**WORK TASK:** Below are the records; copy each line in which "Today" can be found.

+-------+

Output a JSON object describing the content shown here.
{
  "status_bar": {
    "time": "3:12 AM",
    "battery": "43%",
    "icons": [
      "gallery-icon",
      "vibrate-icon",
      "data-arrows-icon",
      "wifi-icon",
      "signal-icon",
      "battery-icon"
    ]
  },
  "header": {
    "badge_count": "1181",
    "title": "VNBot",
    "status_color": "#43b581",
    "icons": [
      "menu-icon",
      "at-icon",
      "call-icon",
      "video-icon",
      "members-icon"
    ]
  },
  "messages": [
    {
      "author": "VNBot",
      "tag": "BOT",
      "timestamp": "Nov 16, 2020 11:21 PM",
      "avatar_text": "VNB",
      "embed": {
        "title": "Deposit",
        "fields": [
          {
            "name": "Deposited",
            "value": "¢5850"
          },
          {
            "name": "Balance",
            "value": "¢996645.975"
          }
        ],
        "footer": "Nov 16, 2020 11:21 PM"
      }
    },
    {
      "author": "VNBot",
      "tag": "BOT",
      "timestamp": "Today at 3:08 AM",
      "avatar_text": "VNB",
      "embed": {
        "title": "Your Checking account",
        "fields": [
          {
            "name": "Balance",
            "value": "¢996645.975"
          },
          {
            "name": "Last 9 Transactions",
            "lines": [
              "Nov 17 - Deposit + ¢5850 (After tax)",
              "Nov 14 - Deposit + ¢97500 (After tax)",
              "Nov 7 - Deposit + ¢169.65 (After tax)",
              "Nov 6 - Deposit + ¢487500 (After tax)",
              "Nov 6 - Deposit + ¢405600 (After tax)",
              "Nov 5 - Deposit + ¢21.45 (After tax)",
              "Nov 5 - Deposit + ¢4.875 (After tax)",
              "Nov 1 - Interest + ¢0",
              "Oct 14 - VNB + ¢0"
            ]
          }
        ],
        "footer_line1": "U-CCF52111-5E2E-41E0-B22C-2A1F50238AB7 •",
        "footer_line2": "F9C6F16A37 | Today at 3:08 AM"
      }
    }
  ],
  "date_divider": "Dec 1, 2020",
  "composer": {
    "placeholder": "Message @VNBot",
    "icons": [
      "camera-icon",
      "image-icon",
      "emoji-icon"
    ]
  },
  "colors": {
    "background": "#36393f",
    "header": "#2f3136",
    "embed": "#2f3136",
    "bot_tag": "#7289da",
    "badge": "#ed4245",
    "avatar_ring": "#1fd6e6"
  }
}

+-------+

**COMPLETED EXERCISE:**
      "timestamp": "Today at 3:08 AM",
        "footer_line2": "F9C6F16A37 | Today at 3:08 AM"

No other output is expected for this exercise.